The subsequent discussion provided some further insight into the problem of a “purposeful pattern of behaviour which takes place over time in order for one individual to exert power, control or coercion over another”, in particular where smart home installations are built into the fabric of the premises and one partner in a relationship is the single sysadmin.

Is there a suitable architecture for such devices that enable a more balanced approach to managing smart home devices in which, for example?

- A resilient and irrefutable chain of evidence is created when devices are configured and operated;

- That evidence remains protected against unauthorised access, but can be reviewed by any authorised party in the event of a pre-defined set of circumstances;

- A trust model exists that allows shared authority for managing the system;

- A mechanism exists for dispute resolution by a trusted third party.

In this talk we will outline a framework that covers these requirements and, in discussion with the delegates expand or change it as necessary to produce something that may be considered a ‘trust mark’ that manufacturers may consider worthwhile to differentiate their products in this ever-expanding market.

Networking & Dinner
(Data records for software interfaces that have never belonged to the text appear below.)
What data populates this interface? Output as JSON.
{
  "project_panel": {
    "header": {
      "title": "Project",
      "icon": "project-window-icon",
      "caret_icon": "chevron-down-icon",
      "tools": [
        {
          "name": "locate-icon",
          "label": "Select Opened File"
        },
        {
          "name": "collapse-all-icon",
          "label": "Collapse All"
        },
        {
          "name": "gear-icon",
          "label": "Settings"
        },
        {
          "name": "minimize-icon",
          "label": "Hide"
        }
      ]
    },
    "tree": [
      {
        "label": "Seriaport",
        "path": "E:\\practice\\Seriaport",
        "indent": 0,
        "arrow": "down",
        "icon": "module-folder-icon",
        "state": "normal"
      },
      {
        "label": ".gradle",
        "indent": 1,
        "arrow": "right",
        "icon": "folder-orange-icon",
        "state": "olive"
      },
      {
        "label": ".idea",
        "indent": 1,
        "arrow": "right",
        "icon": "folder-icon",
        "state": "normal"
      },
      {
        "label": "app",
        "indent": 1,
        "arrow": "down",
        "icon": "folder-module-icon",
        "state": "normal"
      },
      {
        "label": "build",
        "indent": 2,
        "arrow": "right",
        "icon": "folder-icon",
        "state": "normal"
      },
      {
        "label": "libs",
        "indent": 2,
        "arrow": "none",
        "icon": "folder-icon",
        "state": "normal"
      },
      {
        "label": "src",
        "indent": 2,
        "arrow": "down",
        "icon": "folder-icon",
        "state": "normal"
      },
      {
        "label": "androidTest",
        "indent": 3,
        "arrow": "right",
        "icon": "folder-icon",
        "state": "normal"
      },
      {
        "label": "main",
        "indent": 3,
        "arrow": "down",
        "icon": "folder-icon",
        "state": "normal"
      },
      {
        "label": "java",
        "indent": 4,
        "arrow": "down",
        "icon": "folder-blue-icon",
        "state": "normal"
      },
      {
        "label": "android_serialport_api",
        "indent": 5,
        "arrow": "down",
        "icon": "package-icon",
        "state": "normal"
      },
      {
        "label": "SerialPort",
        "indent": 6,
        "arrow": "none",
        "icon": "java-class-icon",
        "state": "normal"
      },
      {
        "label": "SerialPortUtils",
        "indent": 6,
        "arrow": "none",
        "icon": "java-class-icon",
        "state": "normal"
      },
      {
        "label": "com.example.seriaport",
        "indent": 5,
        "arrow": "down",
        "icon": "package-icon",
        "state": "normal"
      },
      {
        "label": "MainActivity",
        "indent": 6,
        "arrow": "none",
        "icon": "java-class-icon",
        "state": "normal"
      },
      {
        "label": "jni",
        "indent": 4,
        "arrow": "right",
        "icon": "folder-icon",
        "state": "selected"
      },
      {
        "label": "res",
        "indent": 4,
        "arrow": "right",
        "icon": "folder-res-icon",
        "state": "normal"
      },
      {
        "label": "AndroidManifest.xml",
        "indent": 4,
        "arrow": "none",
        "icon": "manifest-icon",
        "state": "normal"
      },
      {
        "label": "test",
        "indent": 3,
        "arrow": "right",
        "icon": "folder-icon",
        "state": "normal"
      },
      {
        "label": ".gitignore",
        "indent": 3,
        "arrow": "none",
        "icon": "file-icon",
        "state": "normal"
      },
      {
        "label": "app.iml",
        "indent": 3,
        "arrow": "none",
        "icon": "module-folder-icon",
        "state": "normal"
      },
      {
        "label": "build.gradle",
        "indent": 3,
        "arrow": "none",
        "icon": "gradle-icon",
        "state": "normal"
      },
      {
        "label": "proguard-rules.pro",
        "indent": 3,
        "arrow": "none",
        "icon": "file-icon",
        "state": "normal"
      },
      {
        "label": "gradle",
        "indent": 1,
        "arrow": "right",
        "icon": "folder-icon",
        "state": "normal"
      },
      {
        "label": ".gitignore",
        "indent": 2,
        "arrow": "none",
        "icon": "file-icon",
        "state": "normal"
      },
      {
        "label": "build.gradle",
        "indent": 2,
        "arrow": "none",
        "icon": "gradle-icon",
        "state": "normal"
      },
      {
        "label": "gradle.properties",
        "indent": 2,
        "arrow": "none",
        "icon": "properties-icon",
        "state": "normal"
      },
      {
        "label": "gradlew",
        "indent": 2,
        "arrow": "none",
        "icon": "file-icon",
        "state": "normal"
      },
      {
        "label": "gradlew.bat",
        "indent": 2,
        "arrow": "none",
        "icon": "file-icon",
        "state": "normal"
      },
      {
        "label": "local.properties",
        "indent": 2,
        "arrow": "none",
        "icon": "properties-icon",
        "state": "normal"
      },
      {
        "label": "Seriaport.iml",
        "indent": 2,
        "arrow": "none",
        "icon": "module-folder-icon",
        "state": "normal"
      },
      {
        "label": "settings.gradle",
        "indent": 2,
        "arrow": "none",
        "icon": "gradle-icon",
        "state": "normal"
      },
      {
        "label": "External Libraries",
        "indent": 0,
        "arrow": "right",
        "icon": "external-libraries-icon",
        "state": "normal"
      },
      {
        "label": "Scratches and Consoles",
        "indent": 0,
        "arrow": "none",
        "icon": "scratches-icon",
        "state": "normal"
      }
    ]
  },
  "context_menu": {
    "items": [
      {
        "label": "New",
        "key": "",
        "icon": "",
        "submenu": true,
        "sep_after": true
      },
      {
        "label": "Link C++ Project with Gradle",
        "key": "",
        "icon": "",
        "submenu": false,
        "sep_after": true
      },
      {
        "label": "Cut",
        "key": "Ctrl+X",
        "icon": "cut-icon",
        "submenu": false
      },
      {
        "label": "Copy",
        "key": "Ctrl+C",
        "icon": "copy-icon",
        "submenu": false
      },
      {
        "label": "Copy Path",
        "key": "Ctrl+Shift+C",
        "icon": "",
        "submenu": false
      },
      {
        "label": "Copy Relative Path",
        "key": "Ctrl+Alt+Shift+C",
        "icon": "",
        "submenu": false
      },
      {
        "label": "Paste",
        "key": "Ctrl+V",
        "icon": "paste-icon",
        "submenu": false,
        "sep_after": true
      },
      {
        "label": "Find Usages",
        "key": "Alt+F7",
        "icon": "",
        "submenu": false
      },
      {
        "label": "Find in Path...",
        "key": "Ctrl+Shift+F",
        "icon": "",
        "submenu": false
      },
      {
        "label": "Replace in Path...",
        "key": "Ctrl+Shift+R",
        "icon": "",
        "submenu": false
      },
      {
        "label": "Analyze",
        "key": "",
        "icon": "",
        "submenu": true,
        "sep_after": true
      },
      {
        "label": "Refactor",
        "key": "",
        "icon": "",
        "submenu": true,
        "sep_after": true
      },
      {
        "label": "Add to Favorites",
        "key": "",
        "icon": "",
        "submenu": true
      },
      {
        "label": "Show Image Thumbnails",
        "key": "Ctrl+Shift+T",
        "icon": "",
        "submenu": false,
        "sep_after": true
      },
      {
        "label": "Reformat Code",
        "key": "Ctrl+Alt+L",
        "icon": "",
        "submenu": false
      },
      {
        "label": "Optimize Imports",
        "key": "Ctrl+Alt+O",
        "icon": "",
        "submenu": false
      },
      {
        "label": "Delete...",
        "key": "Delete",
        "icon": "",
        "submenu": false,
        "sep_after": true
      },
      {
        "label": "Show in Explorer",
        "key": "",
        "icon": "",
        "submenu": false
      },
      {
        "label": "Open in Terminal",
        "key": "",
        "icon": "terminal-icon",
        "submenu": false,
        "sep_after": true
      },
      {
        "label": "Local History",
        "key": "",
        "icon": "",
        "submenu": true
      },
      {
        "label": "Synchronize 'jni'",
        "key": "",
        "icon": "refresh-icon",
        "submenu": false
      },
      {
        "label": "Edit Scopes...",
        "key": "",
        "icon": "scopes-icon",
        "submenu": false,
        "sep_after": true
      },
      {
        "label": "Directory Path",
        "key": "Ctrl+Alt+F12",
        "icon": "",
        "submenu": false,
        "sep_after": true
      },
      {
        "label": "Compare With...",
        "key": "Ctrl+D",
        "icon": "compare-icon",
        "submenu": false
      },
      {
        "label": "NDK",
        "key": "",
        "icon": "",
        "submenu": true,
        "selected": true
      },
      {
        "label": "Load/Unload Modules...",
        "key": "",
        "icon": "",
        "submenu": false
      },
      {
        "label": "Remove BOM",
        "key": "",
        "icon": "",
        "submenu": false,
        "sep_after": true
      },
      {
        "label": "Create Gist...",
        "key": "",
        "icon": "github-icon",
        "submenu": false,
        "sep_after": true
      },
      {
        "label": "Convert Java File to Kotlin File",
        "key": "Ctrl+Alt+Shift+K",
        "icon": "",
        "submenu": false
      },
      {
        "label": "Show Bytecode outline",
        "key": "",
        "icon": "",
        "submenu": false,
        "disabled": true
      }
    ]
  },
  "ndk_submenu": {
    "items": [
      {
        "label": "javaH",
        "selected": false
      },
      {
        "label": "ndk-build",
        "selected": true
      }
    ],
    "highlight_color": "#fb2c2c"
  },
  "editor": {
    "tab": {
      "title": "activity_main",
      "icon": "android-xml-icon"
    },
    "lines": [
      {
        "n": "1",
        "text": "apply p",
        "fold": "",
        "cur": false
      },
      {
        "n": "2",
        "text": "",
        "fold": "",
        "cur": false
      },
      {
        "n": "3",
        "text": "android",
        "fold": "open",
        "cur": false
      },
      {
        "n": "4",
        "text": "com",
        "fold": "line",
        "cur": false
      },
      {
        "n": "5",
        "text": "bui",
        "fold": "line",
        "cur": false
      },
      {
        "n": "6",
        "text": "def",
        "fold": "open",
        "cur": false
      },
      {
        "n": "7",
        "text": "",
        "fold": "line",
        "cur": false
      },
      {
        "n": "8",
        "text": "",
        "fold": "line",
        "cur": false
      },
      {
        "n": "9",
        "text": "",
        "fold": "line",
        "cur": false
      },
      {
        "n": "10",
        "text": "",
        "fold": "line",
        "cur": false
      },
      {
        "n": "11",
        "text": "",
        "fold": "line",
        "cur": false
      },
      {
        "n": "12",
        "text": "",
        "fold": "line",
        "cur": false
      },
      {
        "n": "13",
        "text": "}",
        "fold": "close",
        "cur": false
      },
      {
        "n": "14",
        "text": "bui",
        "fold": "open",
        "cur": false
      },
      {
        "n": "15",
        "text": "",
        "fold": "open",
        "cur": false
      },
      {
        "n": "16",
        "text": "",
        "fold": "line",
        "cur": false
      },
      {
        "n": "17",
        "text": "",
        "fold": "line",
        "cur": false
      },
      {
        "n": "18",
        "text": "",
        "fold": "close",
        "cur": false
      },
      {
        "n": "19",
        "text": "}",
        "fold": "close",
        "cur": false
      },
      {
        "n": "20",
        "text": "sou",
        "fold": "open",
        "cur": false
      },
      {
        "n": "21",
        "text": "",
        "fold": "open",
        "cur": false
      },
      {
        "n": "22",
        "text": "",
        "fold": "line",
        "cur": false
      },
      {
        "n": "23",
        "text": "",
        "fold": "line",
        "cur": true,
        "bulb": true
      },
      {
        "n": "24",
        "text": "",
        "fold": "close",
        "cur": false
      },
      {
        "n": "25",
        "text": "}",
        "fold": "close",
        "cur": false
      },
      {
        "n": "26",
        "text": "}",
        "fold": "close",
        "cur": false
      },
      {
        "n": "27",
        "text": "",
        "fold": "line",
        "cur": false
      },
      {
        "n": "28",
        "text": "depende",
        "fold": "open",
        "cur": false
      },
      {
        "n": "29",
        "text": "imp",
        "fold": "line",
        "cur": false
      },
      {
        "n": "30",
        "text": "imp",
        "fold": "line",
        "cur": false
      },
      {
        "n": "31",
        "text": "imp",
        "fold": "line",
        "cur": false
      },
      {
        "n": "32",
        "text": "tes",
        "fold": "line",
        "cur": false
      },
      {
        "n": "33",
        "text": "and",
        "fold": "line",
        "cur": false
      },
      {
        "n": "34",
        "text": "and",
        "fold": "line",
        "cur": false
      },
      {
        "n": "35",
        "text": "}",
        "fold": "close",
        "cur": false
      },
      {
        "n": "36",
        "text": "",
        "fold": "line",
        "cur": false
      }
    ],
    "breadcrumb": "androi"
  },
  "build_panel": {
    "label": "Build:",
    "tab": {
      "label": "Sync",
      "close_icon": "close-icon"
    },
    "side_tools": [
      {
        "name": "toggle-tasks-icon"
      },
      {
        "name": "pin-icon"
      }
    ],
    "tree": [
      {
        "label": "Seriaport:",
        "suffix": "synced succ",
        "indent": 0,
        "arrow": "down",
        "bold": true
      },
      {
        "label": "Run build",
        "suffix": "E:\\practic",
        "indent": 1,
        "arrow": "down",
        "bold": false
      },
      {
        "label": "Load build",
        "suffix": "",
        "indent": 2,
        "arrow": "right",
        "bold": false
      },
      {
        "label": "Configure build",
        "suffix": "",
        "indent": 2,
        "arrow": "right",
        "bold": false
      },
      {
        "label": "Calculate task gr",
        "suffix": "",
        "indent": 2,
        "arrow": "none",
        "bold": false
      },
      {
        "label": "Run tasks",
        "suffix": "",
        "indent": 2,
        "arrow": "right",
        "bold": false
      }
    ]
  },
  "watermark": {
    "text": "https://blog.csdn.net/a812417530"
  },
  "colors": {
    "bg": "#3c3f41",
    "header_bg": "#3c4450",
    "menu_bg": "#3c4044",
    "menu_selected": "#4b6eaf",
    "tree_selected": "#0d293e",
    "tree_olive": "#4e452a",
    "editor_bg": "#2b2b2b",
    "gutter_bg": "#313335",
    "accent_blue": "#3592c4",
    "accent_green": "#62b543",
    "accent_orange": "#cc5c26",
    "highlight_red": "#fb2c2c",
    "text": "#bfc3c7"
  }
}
19:30 Drinks Reception - Sponsored by Killashee Hotel
20:00 onwards 27th COSAC Gala Dinner & Networking - Sponsored by SABSAcourses